When look at the commercials or chain catalogues such as Big W, Target or Kmart, toys are categorised by blues and pinks to try to differentiate what is appropriate for which gender. Generally, advertisements and toys that are directed towards young girls teach and address lessons regarding baking, child rearing, domestic duties and above all the value of a woman or girl being beautiful. Toys that represent these ideals include Bratz Dolls, kitchen play sets, cosmetic adventures such as doll hair which can be beautified, etc. What is particularly worrying, is the prevalence of cosmetic based toys which allow for not only the doll to be beautified, but also for the child. This presents the moral question, are we locking our children into a gender construct and over-sexualising them through marketing and media? Advertisements for boys on the other hand promote competitiveness, aggressiveness, conquests and often allow children to engage building things.This is a representation of the roles we are preparing children for in the future. Gender stereotypes define people’s capabilities. The effects as represented through the following experiment, seems effective; https://www.youtube.com/watch?v=qlWYhAZ77BU.
To further represent that this is a deliberate practice, it can be determined that it is not only the colour pink or blue which represents whether a gift is for a boy or a girl. Differentiation of product through marketing also occurs through the use of texture, lines, shapes, patterns such as asymmetrical images to appeal to a boys ‘analytical mind’ and floral patters to represent a girls delicacy. However, here the issue is not with the use of a certain colour, font, pattern or placement of a product… instead it is about what we as a society associate with this representation and the pressures we place on children to grow into a certain mould.

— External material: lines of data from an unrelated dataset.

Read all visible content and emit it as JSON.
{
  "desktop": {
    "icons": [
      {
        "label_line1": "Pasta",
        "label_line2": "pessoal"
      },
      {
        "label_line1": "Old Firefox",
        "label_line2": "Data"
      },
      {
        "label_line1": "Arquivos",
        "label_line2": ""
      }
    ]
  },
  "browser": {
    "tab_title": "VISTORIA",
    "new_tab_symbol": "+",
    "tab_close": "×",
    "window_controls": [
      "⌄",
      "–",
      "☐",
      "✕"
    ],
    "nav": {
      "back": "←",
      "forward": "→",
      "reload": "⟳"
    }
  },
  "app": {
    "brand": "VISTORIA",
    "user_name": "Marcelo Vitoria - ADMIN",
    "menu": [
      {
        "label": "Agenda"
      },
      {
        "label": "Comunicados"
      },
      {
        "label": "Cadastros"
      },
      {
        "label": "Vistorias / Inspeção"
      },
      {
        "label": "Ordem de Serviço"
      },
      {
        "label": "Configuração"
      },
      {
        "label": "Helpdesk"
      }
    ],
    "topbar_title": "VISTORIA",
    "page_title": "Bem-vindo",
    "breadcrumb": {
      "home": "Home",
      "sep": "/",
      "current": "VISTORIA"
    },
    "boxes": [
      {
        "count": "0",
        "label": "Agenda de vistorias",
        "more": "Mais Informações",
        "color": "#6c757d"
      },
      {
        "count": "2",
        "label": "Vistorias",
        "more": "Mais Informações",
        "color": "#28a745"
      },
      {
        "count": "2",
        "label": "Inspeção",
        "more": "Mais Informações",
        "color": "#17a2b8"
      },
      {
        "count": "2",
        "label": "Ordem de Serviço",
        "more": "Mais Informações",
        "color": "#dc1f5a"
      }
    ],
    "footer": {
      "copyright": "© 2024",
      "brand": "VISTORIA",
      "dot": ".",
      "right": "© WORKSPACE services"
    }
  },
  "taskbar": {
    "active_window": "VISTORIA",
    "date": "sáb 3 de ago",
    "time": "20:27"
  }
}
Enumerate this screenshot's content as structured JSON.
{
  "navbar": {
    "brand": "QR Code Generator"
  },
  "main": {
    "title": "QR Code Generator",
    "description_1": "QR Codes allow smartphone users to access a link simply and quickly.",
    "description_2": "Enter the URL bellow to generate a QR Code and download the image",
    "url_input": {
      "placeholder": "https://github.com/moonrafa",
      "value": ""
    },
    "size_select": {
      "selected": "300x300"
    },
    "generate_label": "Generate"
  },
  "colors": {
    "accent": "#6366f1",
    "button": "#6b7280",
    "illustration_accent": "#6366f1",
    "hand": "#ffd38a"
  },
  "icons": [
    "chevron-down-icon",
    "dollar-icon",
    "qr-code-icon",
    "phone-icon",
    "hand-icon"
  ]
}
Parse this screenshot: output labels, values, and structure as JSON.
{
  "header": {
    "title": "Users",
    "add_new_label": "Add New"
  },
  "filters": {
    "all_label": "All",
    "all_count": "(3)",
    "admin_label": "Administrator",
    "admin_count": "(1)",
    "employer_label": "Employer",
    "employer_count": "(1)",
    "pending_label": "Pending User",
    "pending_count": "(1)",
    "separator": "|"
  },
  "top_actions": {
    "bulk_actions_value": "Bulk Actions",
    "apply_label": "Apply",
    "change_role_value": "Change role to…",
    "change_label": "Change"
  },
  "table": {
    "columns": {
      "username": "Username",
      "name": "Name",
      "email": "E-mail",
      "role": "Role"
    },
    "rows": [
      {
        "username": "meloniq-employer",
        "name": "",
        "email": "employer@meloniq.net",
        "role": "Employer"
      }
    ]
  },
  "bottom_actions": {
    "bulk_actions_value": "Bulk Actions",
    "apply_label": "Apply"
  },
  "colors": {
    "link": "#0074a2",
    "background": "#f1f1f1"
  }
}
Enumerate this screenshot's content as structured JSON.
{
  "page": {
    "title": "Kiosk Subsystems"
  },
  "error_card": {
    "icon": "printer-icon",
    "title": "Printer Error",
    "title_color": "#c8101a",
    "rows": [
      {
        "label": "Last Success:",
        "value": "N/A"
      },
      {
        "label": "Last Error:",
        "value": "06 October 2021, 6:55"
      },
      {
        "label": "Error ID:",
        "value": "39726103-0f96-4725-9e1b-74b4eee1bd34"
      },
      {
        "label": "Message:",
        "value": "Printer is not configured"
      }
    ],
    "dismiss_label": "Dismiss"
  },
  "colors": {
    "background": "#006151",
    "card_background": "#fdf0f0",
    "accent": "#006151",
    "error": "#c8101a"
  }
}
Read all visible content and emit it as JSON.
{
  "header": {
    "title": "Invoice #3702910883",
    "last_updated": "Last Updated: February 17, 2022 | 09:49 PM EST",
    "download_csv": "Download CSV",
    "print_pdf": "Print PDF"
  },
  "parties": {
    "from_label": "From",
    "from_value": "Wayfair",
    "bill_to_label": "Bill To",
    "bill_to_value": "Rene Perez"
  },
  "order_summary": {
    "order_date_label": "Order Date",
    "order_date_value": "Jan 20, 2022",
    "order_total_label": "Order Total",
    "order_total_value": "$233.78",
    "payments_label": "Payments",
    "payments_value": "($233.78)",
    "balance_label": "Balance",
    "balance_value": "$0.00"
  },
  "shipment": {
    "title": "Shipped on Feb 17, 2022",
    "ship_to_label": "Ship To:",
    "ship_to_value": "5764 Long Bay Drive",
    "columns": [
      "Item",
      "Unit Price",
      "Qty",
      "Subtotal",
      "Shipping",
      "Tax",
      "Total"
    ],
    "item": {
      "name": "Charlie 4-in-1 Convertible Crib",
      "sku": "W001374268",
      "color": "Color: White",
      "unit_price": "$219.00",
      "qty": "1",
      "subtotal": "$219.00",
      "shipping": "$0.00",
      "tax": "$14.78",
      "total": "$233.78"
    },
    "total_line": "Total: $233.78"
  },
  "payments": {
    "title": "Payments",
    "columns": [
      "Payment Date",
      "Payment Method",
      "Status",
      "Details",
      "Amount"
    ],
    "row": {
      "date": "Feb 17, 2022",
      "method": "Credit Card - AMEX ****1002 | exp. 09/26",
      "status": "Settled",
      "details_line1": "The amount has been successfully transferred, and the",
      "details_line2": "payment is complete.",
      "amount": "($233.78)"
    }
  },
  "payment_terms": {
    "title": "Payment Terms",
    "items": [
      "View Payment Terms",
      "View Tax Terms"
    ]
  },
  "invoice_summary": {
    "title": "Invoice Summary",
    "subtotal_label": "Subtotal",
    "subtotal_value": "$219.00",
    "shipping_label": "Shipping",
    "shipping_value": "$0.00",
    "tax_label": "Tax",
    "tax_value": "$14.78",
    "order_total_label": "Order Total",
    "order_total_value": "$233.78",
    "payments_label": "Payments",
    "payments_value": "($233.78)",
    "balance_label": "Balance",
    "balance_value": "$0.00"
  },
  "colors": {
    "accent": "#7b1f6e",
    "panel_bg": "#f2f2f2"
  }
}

Now you know – Next time you’re invited to a genderless baby shower. Pick up whatever you think a child would enjoy, irrespective of whether they are a ‘girl’, ‘boy’ or undetermined. Welcome them into the world as a human, not a construct.
Petition to Stop Gender Based Marketing and Toy Distribution :https://www.change.org/p/toy-retailers-in-uk-and-ireland-stop-promoting-toys-as-only-for-boys-or-only-for-girls-2